Last Updated: Friday - 09/24/2010
Week of August 30, 1999
The unique church of southwestern India
By MAUREEN McMANUS
Special to the WCR
In Kerala, a narrow strip of land, tucked away in the southwest corner of India, the Hindu religion prevailed for many centuries. Then, according to oral legend, St. Thomas, the doubting apostle, landed at Cranganore on the Kerala coast in 52 AD - long before Europe heard of Christ.
It is thought that Thomas found a great number of Jews in Kerala to whom he preached the Gospel. Ancient narratives tell that Thomas travelled to India and back several times and was killed by a fanatic local man at Mylapore near Madras.
In the seventh century, because Muslim powers put Christians in jeopardy, the bones of St. Thomas are said to have been taken by Christians to Chios, Greece, and from there in 1258 to Ortona, Italy, where they rest today.
According to information from Kodungallur (the present-day name for Cranganore), when celebrations took place in Kerala in the 19th century to mark the occasion of St. Thomas' arrival in India, "the Holy See offered a befitting gift to St. Thomas Christians in Kerala . . . the bone of the right arm of the apostle, now in a shrine at Kodungallur, where thousands throng to receive the blessing of that hand which touched the wounds of Jesus Christ."
Dr. C.T. Mathew, a member of the Syro-Malabar Church in Calicut, Kerala, pointed out that in the first century of the Christian era, there were trade relations between the Malabar coast of India and the Middle East.
"The trade was in ivory, spices and sandalwood," he said. "It is believed Solomon's Temple was built from wood exported from India."
Mathew added that "Jews existed in Cranganore before the birth of Christ, so St. Thomas may have come to spread the word among the Jews, and local people could have been converted to Christianity by St. Thomas."
Indeed, a leaflet on Kerala's Jews from the 400-year-old synagogue at Cochin, Kerala, indicates that "a Jewish merchant named Habban accompanied St. Thomas to southwest India in 55 AD and St. Thomas was welcomed by a Jewish flute girl. He stayed in the Jewish quarter of Cranganore and some Jews are said to have been baptized by him."
However, Mathew stated: "There is no authentic record or historical evidence to prove the coming of St. Thomas to Kerala except tradition. There is historical evidence of the presence of Christians and Jews in Kerala from the second century onwards."
"The early liturgy was East Syrian," he explained. "For the next 15 centuries Christianity remained as a nucleus in Malabar."
Mathew added there are no records to prove that Syrian Christians held any important positions before the coming of the Portuguese. When the Portuguese explorer Vasco da Gama landed in Calicut in 1498, he found Christianity was already there.
"The Portuguese church was established with its centre at Goa," Mathew said. "It was Latin by rite . . . and conversions took place among fishermen also."
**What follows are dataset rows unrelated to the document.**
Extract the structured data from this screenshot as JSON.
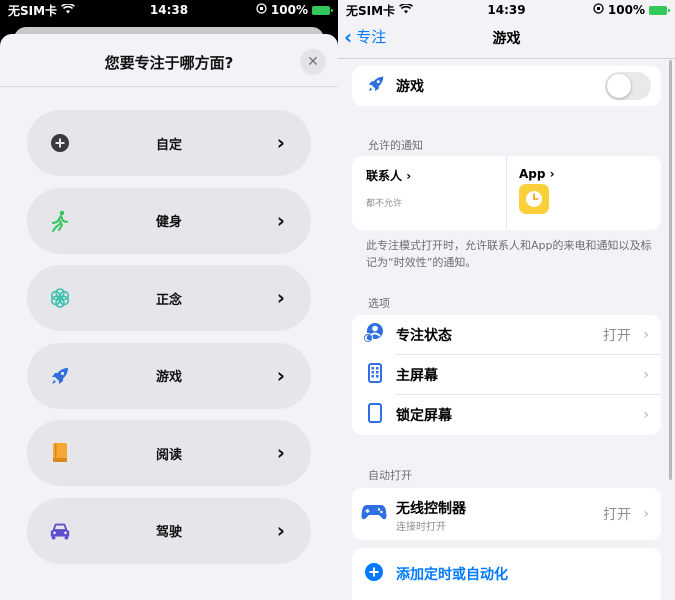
{
  "left": {
    "status": {
      "carrier": "无SIM卡",
      "time": "14:38",
      "battery": "100%"
    },
    "sheet": {
      "title": "您要专注于哪方面?",
      "close_symbol": "✕",
      "items": [
        {
          "label": "自定",
          "icon": "plus-circle-icon"
        },
        {
          "label": "健身",
          "icon": "running-person-icon"
        },
        {
          "label": "正念",
          "icon": "flower-icon"
        },
        {
          "label": "游戏",
          "icon": "rocket-icon"
        },
        {
          "label": "阅读",
          "icon": "book-icon"
        },
        {
          "label": "驾驶",
          "icon": "car-icon"
        }
      ]
    }
  },
  "right": {
    "status": {
      "carrier": "无SIM卡",
      "time": "14:39",
      "battery": "100%"
    },
    "nav": {
      "back_label": "专注",
      "title": "游戏"
    },
    "mode_row": {
      "label": "游戏",
      "toggle_on": false
    },
    "allowed": {
      "section_label": "允许的通知",
      "people_title": "联系人",
      "people_sub": "都不允许",
      "apps_title": "App"
    },
    "note": "此专注模式打开时，允许联系人和App的来电和通知以及标记为“时效性”的通知。",
    "options": {
      "section_label": "选项",
      "rows": [
        {
          "label": "专注状态",
          "value": "打开",
          "icon": "focus-status-icon"
        },
        {
          "label": "主屏幕",
          "value": "",
          "icon": "home-screen-icon"
        },
        {
          "label": "锁定屏幕",
          "value": "",
          "icon": "lock-screen-icon"
        }
      ]
    },
    "auto": {
      "section_label": "自动打开",
      "controller_label": "无线控制器",
      "controller_sub": "连接时打开",
      "controller_value": "打开",
      "add_label": "添加定时或自动化"
    }
  },
  "colors": {
    "accent": "#007aff",
    "toggle_off": "#e9e9eb",
    "app_icon": "#f9cf3a",
    "sheet_bg": "#f2f2f7"
  }
}
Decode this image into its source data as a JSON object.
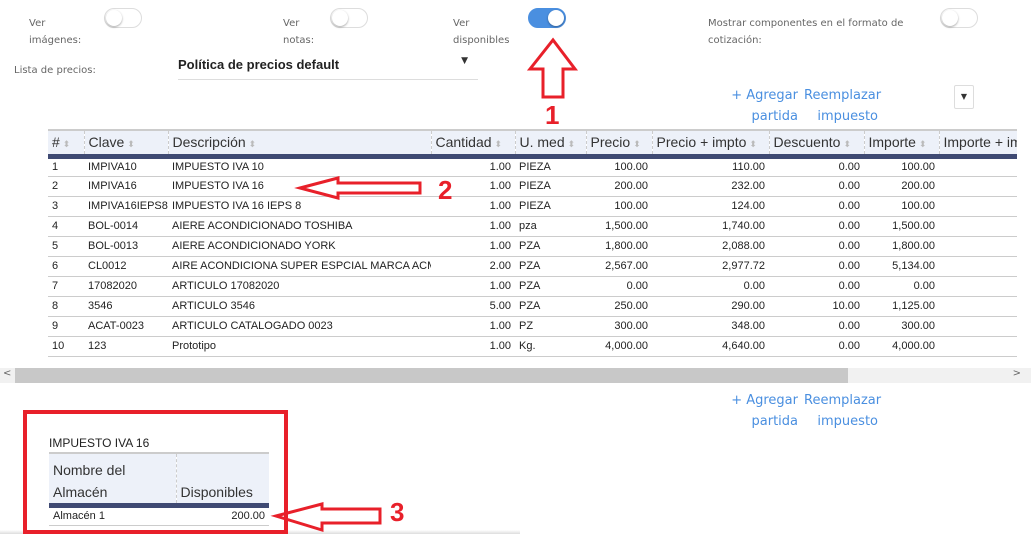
{
  "toggles": [
    {
      "label": "Ver imágenes:",
      "on": false
    },
    {
      "label": "Ver notas:",
      "on": false
    },
    {
      "label": "Ver disponibles",
      "on": true
    },
    {
      "label": "Mostrar componentes en el formato de cotización:",
      "on": false
    }
  ],
  "price_list": {
    "label": "Lista de precios:",
    "value": "Política de precios default"
  },
  "actions": {
    "add": "+ Agregar partida",
    "replace": "Reemplazar impuesto"
  },
  "table": {
    "columns": [
      "#",
      "Clave",
      "Descripción",
      "Cantidad",
      "U. med",
      "Precio",
      "Precio + impto",
      "Descuento",
      "Importe",
      "Importe + impto"
    ],
    "rows": [
      [
        "1",
        "IMPIVA10",
        "IMPUESTO IVA 10",
        "1.00",
        "PIEZA",
        "100.00",
        "110.00",
        "0.00",
        "100.00"
      ],
      [
        "2",
        "IMPIVA16",
        "IMPUESTO IVA 16",
        "1.00",
        "PIEZA",
        "200.00",
        "232.00",
        "0.00",
        "200.00"
      ],
      [
        "3",
        "IMPIVA16IEPS8",
        "IMPUESTO IVA 16 IEPS 8",
        "1.00",
        "PIEZA",
        "100.00",
        "124.00",
        "0.00",
        "100.00"
      ],
      [
        "4",
        "BOL-0014",
        "AIERE ACONDICIONADO TOSHIBA",
        "1.00",
        "pza",
        "1,500.00",
        "1,740.00",
        "0.00",
        "1,500.00"
      ],
      [
        "5",
        "BOL-0013",
        "AIERE ACONDICIONADO YORK",
        "1.00",
        "PZA",
        "1,800.00",
        "2,088.00",
        "0.00",
        "1,800.00"
      ],
      [
        "6",
        "CL0012",
        "AIRE ACONDICIONA SUPER ESPCIAL MARCA ACME",
        "2.00",
        "PZA",
        "2,567.00",
        "2,977.72",
        "0.00",
        "5,134.00"
      ],
      [
        "7",
        "17082020",
        "ARTICULO 17082020",
        "1.00",
        "PZA",
        "0.00",
        "0.00",
        "0.00",
        "0.00"
      ],
      [
        "8",
        "3546",
        "ARTICULO 3546",
        "5.00",
        "PZA",
        "250.00",
        "290.00",
        "10.00",
        "1,125.00"
      ],
      [
        "9",
        "ACAT-0023",
        "ARTICULO CATALOGADO 0023",
        "1.00",
        "PZ",
        "300.00",
        "348.00",
        "0.00",
        "300.00"
      ],
      [
        "10",
        "123",
        "Prototipo",
        "1.00",
        "Kg.",
        "4,000.00",
        "4,640.00",
        "0.00",
        "4,000.00"
      ]
    ]
  },
  "stock": {
    "title": "IMPUESTO IVA 16",
    "columns": [
      "Nombre del Almacén",
      "Disponibles"
    ],
    "rows": [
      [
        "Almacén 1",
        "200.00"
      ]
    ]
  },
  "annotations": [
    "1",
    "2",
    "3"
  ],
  "colors": {
    "accent": "#4a8fe0",
    "header_bar": "#3f4a73",
    "annotation": "#e8202a"
  }
}
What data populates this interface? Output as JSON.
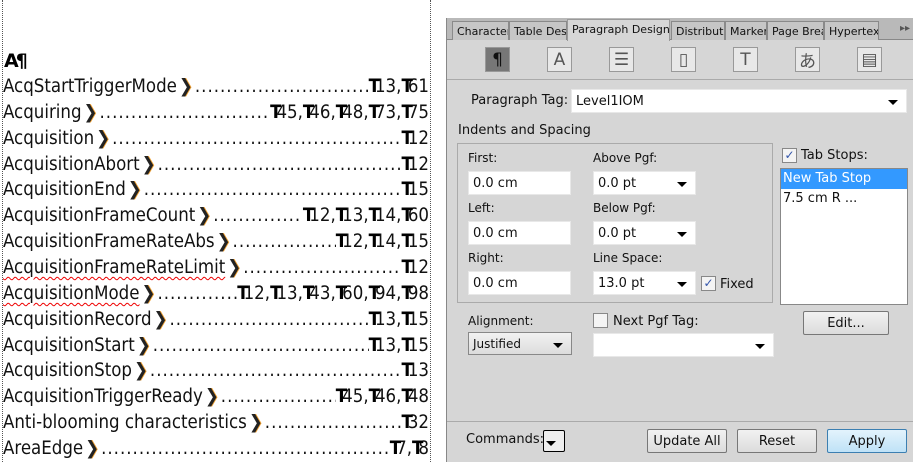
{
  "document": {
    "marker": "A¶",
    "entries": [
      {
        "term": "AcqStartTriggerMode",
        "pages": [
          "13",
          "61"
        ]
      },
      {
        "term": "Acquiring",
        "pages": [
          "45",
          "46",
          "48",
          "73",
          "75"
        ]
      },
      {
        "term": "Acquisition",
        "pages": [
          "12"
        ]
      },
      {
        "term": "AcquisitionAbort",
        "pages": [
          "12"
        ]
      },
      {
        "term": "AcquisitionEnd",
        "pages": [
          "15"
        ]
      },
      {
        "term": "AcquisitionFrameCount",
        "pages": [
          "12",
          "13",
          "14",
          "60"
        ]
      },
      {
        "term": "AcquisitionFrameRateAbs",
        "pages": [
          "12",
          "14",
          "15"
        ]
      },
      {
        "term": "AcquisitionFrameRateLimit",
        "pages": [
          "12"
        ]
      },
      {
        "term": "AcquisitionMode",
        "pages": [
          "12",
          "13",
          "43",
          "60",
          "94",
          "98"
        ]
      },
      {
        "term": "AcquisitionRecord",
        "pages": [
          "13",
          "15"
        ]
      },
      {
        "term": "AcquisitionStart",
        "pages": [
          "13",
          "15"
        ]
      },
      {
        "term": "AcquisitionStop",
        "pages": [
          "13"
        ]
      },
      {
        "term": "AcquisitionTriggerReady",
        "pages": [
          "45",
          "46",
          "48"
        ]
      },
      {
        "term": "Anti-blooming characteristics",
        "pages": [
          "32"
        ]
      },
      {
        "term": "AreaEdge",
        "pages": [
          "7",
          "8"
        ]
      }
    ]
  },
  "panel": {
    "tabs": [
      "Character D",
      "Table Desig",
      "Paragraph Designer",
      "Distribute",
      "Marker",
      "Page Break",
      "Hypertext"
    ],
    "active_tab": "Paragraph Designer",
    "icons": [
      "paragraph-icon",
      "font-icon",
      "pagination-icon",
      "numbering-icon",
      "advanced-icon",
      "asian-icon",
      "table-cell-icon"
    ],
    "paragraph_tag_label": "Paragraph Tag:",
    "paragraph_tag": "Level1IOM",
    "indents_title": "Indents and Spacing",
    "first_label": "First:",
    "first": "0.0 cm",
    "left_label": "Left:",
    "left": "0.0 cm",
    "right_label": "Right:",
    "right": "0.0 cm",
    "above_label": "Above Pgf:",
    "above": "0.0 pt",
    "below_label": "Below Pgf:",
    "below": "0.0 pt",
    "linespace_label": "Line Space:",
    "linespace": "13.0 pt",
    "fixed_label": "Fixed",
    "fixed_checked": true,
    "tabstops_label": "Tab Stops:",
    "tabstops_checked": true,
    "tabstops": [
      "New Tab Stop",
      "7.5 cm  R  ..."
    ],
    "edit_label": "Edit...",
    "alignment_label": "Alignment:",
    "alignment": "Justified",
    "nextpgf_label": "Next Pgf Tag:",
    "nextpgf_checked": false,
    "nextpgf": "",
    "commands_label": "Commands:",
    "update_all": "Update All",
    "reset": "Reset",
    "apply": "Apply"
  }
}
The Syrian church is today the largest Christian community in Kerala.
"In the Syrian church we are all St. Thomas Christians," Mathew noted.
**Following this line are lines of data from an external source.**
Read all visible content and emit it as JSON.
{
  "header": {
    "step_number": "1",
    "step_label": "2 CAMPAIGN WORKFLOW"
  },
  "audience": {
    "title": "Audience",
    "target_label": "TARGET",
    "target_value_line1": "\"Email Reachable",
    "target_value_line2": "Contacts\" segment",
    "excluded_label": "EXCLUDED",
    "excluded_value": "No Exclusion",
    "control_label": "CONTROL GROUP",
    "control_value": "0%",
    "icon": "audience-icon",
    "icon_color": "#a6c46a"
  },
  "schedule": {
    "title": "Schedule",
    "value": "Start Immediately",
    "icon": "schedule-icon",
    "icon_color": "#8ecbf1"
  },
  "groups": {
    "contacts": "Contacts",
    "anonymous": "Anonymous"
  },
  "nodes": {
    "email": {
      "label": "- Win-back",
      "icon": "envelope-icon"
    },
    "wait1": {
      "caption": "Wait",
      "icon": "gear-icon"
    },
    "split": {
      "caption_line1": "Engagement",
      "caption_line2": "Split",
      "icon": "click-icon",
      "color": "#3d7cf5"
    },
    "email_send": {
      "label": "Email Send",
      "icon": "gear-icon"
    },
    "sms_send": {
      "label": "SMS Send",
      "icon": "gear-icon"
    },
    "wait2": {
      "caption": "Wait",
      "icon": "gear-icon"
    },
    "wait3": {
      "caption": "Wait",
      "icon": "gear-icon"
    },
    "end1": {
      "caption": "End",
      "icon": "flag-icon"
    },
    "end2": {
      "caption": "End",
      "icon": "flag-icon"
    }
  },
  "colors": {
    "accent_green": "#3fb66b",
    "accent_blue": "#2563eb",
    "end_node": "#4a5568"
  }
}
Dr. Mathew asserted that "all the Christian churches which exist are constructed using laterite stone - a clear indication that these were built after the 1800s," infering that early churches were "makeshift arrangements using mud walls and palm-leaf roofs."
But Deepu Ravi pointed out in his thesis on Kerala architecture that "most of the early churches in Kerala were either previous temples converted to churches, or new churches built in the form of Hindu temples." Later, with the advent of Portuguese and Dutch influence in India, their European style of church architecture was introduced.
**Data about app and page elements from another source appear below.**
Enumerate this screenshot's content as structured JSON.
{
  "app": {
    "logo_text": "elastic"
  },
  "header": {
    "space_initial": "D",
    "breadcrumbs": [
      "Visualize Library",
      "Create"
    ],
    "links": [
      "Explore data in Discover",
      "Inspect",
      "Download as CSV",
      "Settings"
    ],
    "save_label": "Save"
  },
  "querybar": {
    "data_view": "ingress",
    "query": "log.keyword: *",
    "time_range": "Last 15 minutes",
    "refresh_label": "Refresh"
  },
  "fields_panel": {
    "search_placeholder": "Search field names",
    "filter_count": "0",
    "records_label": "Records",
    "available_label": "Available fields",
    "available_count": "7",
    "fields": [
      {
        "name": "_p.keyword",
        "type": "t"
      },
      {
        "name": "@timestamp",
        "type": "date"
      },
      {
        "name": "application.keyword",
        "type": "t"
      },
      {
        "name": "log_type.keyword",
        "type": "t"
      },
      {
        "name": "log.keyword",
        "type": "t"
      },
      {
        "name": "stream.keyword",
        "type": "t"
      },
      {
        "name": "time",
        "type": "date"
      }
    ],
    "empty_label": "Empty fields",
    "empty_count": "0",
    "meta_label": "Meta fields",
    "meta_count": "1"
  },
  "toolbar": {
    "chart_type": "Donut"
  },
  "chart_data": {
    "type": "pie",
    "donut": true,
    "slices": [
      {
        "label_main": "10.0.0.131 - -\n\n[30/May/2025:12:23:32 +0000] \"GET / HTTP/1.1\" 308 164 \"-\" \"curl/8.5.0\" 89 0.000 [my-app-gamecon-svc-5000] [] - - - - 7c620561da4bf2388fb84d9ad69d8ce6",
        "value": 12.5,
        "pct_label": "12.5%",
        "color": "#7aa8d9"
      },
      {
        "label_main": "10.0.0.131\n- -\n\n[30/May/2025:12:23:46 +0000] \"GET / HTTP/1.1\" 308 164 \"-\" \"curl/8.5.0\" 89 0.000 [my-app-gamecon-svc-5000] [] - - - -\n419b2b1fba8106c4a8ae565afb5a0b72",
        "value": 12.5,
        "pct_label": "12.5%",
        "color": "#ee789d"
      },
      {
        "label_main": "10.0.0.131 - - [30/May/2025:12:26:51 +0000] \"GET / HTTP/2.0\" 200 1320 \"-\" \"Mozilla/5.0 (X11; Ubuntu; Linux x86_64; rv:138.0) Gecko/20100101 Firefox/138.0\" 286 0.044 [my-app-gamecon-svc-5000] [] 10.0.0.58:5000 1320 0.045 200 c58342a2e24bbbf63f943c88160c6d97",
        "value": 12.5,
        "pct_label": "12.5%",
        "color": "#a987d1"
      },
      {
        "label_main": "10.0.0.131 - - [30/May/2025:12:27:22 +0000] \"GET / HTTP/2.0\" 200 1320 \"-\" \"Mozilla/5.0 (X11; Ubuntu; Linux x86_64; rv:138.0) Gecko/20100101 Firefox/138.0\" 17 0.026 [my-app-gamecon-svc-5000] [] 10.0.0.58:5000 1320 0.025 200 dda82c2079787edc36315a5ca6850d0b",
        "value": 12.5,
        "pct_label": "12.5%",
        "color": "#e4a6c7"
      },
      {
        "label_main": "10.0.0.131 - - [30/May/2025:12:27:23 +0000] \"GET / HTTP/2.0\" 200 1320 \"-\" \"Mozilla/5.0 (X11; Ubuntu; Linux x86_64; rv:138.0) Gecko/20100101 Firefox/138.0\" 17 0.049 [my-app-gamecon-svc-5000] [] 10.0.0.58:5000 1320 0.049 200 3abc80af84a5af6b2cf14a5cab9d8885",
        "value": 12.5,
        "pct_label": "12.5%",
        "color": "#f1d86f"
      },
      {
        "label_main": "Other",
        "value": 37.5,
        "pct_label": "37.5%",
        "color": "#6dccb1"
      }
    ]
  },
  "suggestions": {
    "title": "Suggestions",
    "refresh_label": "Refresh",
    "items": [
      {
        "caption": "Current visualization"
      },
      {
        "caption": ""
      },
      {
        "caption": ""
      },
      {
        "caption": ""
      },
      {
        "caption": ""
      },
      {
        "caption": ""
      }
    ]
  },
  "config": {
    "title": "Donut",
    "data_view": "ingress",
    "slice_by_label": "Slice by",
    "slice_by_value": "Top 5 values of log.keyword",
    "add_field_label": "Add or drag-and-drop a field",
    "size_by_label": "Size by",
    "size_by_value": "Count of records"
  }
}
Ravi also stated: "Before the Roman emperor Constantine formally recognized Christianity (in 313 AD) the first Christians had synagogues as their places of worship. When they severed their Jewish ties, they met for prayer and fellowship in whatever rooms could be made available to them by members of the church groups."
At the end of the 20th century, 30 per cent of the population in Kerala is Christian, according to Lalichan Zacharias, a Catholic member of the Syrian Church in Cochin.
"The majority are Catholic, then Anglican, then other groups," he said. "The literacy rate in Kerala is almost 100 per cent, and that is mainly because Christian missionaries started the first schools."
It is interesting to note that the Catholic Mother of God Cathedral in Calicut has a record of its first vicar being Pedro de Cavilham in 1498 - the year Vasco da Gama landed at the port. In 1996, Father Tom Arakal became its latest vicar.
"The congregation has dwindled because of emigration." Arakal said. "We have 700 members in 1999 . . . 15 to 20 years back there were 1,000 families."
Following India's independence in 1947, many British families emigrated to Canada and the U.S., Arakal said.
Because Kerala is still a trading area, its Christians live in harmony with their Hindu, Muslim and Jewish neighbours, and the state is among the most progressive in India.
(Maureen McManus lives in High River, Alta.)